During MWC in Barcelona, the GSMA discussed the topic of women in telecoms and held a modest award ceremony to recognise the work that operators and other mobile industry leaders have done in terms of hiring and promoting women in the workplace.

But it’s not just the topic of women in the telecoms industry that needs attention. There is also evidence that women in many countries may be missing out on the benefits of mobile technology itself. During the awards, the GSMA also released a research stating that women globally are 14% less likely to own a mobile phone than men.

This report examines how many women in low and middle-income countries own mobile phones, how intensively they use them, and the barriers to mobile phone adoption and use compared to men, providing insights and recommendations to overcome these barriers. (See page 48 for more details).
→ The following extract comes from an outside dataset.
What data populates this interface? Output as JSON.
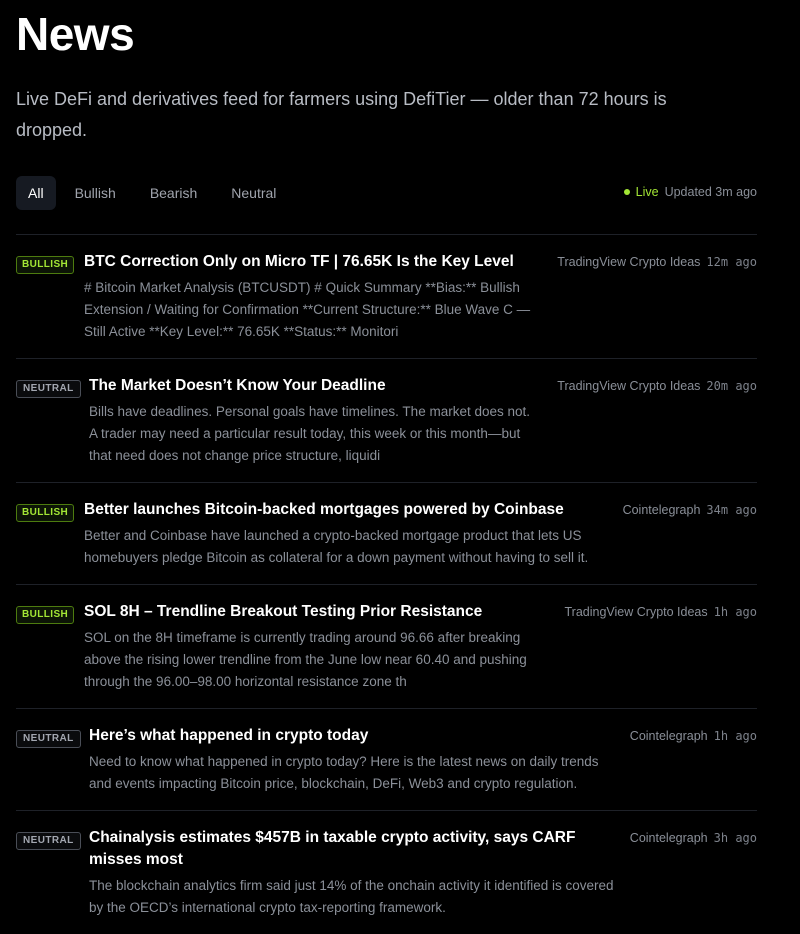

During the presentation of the research, Ann Mei Chang, executive director at US Global Development Lab, discussed the relevance of targeting women and set them as a new market opportunity for operators.

The potential benefits for operators are clear. Ensuring women own phones, and ensuring all women who own phones in low and middle income countries increase their use of phones, could unlock an estimated $170 billion market opportunity for the mobile industry in the next five years, according to the GSMA.

If the market is there, what is stopping operators from tapping this potentially huge market? Maybe we need more women in top positions to drive this change.

UN Women provided some guidelines on how to address this inequality and to empower women. “It is important to take considerations and adopt policies such as identifying hidden gender bias, motivate to draft job descriptions that are gender friendly, bring men on board to bringing more women on board and in senior positions and keep women engaged in ICT”, it stated.

Wise words. Let’s hope the operators were listening.

Editor's Choice

No thunder in sight
AVTECH Sweden’s proFLIGHT helps pilots pick the perfect flight path
Gulf Bridge International and Microsoft partner to accelerate cloud connectivity in the Middle East
Gulf Bridge International’s partnership with Microsoft provides secure connectivity to Microsoft’s Azure ExpressRoute, supporting regional cloud adoption

Most popular

Don't Miss a Story